Still, at the very least Democrats should give Gorsuch a clean up or down vote, just as they wanted from Republicans for Garland. They don’t have to vote for him, but show the American people how the government was intended to run. Trump is President, so he gets to nominate someone, and now the Senate should seriously consider the nominee. It’s what should have happened last year. If you want to control the process, vote in more Democrats.
An escalation would further drag our third, most independent branch through the political mud. So be the grownups, Democrats. Washington could use a few.
Note: “The Neil Gorsuch Dilemma” is not a Big Bang Theory episode, though maybe it will be by the 26th season.
Remember, it’s almost always PPFA’s position that if most situational roles were reversed, each party will usually do the exact same thing they condemn. If a Republican had tried to nominate someone in an election year, it’d be Democrats dusting off the above arguments and Republicans acting offended at partisan tricks.
Interestingly, if we specified the parameters of our precedent search even more and instead look to the last time we had an election year vacancy when there was a Democratic president and Republican Senate, we have to go all the way back to 1895, when Grover Cleveland nominated Rufus Wheeler Peckham to the bench. I know what you’re thinking — “That has to be the craziest name of any Grover Cleveland Supreme Court pick.” Well, think again! Ladies and gentlemen: Lucius Quintus Cincinnatus Lamar II, a name that is hilarious enough before the “II” takes it up like six more notches.
The longest solo filibuster ever goes to South Carolina Senator Strom Thurmond, who for over 24 hours refused to yield the floor in his quest to stop the… wait, this can’t be right… the Civil Rights Act of 1957?! It banned discriminatory voting restrictions like the poll taxes and literacy tests meant to disenfranchise black voters. Thurmond killed time by reading state election laws and other important American documents like the Declaration, Constitution, Washington’s Farewell Address, and his grandmother’s recipe for biscuits. The lesson, as always: even raging racists think they have the law and history on their side, but damn, their mothers make good biscuits.
Seth Myers once quipped that CSPAN was where Osama Bin Laden was hiding all those years.
Check out this hilariously embarrassing (or is it embarrassingly hilarious?) paragraph from Politifact on recent nuclear option positions from our leaders: “In November 2013, we gave McConnell, Reid and Obama full-[flip]flops for changing their positions on whether the nuclear option was desirable.
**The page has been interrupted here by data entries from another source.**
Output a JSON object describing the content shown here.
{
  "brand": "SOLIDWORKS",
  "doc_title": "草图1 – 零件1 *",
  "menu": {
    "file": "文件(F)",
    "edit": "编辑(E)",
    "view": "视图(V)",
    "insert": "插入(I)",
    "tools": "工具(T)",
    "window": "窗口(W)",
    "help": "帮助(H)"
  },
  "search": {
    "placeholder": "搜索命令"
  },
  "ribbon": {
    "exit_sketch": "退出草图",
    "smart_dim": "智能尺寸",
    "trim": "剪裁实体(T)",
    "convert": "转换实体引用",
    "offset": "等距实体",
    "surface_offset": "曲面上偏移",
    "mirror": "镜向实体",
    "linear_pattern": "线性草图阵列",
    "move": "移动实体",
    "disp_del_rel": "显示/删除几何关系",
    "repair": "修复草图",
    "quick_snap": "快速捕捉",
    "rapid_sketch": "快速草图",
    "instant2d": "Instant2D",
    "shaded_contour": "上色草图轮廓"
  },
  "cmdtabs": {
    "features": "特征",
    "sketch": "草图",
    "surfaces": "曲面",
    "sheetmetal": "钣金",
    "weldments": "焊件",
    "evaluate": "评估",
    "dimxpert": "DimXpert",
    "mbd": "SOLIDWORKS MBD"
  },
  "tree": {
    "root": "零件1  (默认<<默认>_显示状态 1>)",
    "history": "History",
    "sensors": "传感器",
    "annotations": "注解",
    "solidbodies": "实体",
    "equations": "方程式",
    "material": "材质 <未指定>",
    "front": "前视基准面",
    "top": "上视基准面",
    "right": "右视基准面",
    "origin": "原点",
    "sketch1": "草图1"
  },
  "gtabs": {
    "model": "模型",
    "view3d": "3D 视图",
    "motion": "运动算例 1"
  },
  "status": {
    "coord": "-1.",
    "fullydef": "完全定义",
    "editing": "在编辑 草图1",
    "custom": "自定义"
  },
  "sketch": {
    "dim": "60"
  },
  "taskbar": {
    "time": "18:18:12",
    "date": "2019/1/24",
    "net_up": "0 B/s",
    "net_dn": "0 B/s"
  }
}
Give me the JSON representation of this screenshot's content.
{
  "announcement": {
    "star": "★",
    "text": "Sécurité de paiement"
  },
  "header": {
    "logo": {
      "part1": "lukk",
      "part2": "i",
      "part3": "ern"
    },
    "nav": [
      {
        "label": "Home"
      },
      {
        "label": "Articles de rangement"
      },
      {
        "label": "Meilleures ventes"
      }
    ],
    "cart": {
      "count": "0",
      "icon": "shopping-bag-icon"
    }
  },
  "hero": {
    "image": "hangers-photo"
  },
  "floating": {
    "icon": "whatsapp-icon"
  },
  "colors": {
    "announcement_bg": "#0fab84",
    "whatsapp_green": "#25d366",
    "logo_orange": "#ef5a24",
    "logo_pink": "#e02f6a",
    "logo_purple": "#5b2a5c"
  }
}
Reid and Obama favored the change in 2013 even though they had opposed it in 2005 when they were members of a Senate minority. And McConnell was willing to use the maneuver when he was in the majority in 2005 but opposed it in 2013 when he was leading the minority.” My reaction is similar to Captain Picard’s.